Havanese Puppies Available from Havanese Breeder Serving Washington and Oregon, USA and Vancouver, and Langley, BC
Socialization of Your Havanese
A well bred and well socialized Havanese has a beautiful temperament - not fearful, very approachable and love everyone and everything. They are said to be one of the best dogs for multi animal households.
To have the correct temperament of the breed the Havanese does has to be socialized, just like any animal needs to be. This requires an effort on both the breeder and the owners part. The breeder must introduce early socialization to the puppy. Starting right from birth the puppies need to be handled by humans and experience small stresses combined with safe security. We follow the the practice of introducing small amounts of stress to our puppies so that they build coping skills and confidence. We introduce them to noise, pots, pans, music, children, banging, door bells, traffic. We introduce them to being in the submissive position by holding them on their backs for very brief periods of time as babies, we handle them. We introduce them to traffic noise, we walk them and we drive them in the car. We also make sure the puppies are comfortable away from mom for periods of time, and crate train our puppies before they go to their new homes.
Puppies have a fear stage around 8 weeks and this is the time where I really want to build confidence in the puppy and trust. For this reason I don't release puppies until 9 or 10 weeks.
At about 12 weeks the second critical stage of socialization kicks in and this is where the owner must socialize their puppy. You also have to be careful as your puppy will have only had it's second shot. Your puppy can be introduced to other 'safe' dogs. That means dogs that have all their shots, puppy classes from a clean reputable dog trainer is by far the best and easiest way to socialize you puppy in this critical 12 week stage. Definitely introduce your puppy to children and make sure you supervise this introduction so it productive and positive for both the children and the puppy.
Your goal is to have a Havanese that is not afraid of people or animals - you must do the socialation, training and confidence building to ensure this happens. Not all puppies are born equal, there is a pecking order - alpha dogs will generally be very social, submissive dogs may need more exposure and encouragement. If you need to invite people over and give them pockets full of doggie treats to get your puppy to approach them with a wagging tale then do it and do it early. I can't recommend puppy training enough. After 20+ years in dogs I'm pretty sure I can train my own dogs, I still take my puppies to puppy class, it's not for obedience it's for bonding and socialization. Please don't skip this important step it could make a difference in you having the Havanese you always wanted, or having to work really hard to correct some issues due to lack of 12 week socialization.

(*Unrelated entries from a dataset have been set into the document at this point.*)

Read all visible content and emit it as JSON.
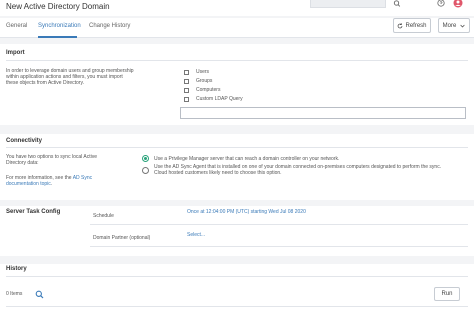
{
  "header": {
    "title": "New Active Directory Domain"
  },
  "tabs": [
    {
      "label": "General",
      "active": false
    },
    {
      "label": "Synchronization",
      "active": true
    },
    {
      "label": "Change History",
      "active": false
    }
  ],
  "actions": {
    "refresh_label": "Refresh",
    "more_label": "More"
  },
  "import": {
    "title": "Import",
    "description_lines": [
      "In order to leverage domain users and group membership",
      "within application actions and filters, you must import",
      "these objects from Active Directory."
    ],
    "options": [
      {
        "label": "Users",
        "checked": false
      },
      {
        "label": "Groups",
        "checked": false
      },
      {
        "label": "Computers",
        "checked": false
      },
      {
        "label": "Custom LDAP Query",
        "checked": false
      }
    ],
    "ldap_value": ""
  },
  "connectivity": {
    "title": "Connectivity",
    "description_lines": [
      "You have two options to sync local Active",
      "Directory data:"
    ],
    "more_info_text": "For more information, see the",
    "more_info_link_1": "AD Sync",
    "more_info_link_2": "documentation topic",
    "more_info_end": ".",
    "options": [
      {
        "lines": [
          "Use a Privilege Manager server that can reach a domain controller on your network."
        ],
        "selected": true
      },
      {
        "lines": [
          "Use the AD Sync Agent that is installed on one of your domain connected on-premises computers designated to perform the sync.",
          "Cloud hosted customers likely need to choose this option."
        ],
        "selected": false
      }
    ]
  },
  "server_task": {
    "title": "Server Task Config",
    "schedule_label": "Schedule",
    "schedule_value": "Once at 12:04:00 PM (UTC) starting Wed Jul 08 2020",
    "partner_label": "Domain Partner (optional)",
    "partner_value": "Select..."
  },
  "history": {
    "title": "History",
    "items_count": "0 Items",
    "run_label": "Run"
  },
  "colors": {
    "accent": "#3a7ab8",
    "radio_selected": "#29a37a",
    "background": "#f3f4f6"
  }
}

A common mistake first time puppy owners often make is distinguishing between normal alpha dog puppy dog behavior and aggressive behavior. Don't assume your alpha dog is aggressive he may just be an extremely social puppy and if he is super confident and alpha he will be stubborn, and assertive in his play. Not bad, not aggressive just overly confident, short puppy attention span and stubborn. You need to teach him what is acceptable to you, but you do not need to punish him or treat him for aggressive behavior, Consistent training is the key, and NO attention for behaviour you want to discourage. Be Really Really consistent - the smart alpha puppy will figure it out if you slip up once, if it is OK to hand bite sometimes, or to chew up that slipper you didn't really care about he will figure it's worth a shot to just keep trying the next time to. Children need help sometimes with the alpha puppy they are lower in the pack and the puppy will not listen to them and will bully them. Work with your children to send the right messages in the right way. You want to build that important bond, so you don't want them frustrated with the puppy, but they need to establish some control. They need to use a deeper 'training' voice when training their puppy and they need to learn to only say commands once. Work with your trainer and your children with your puppy.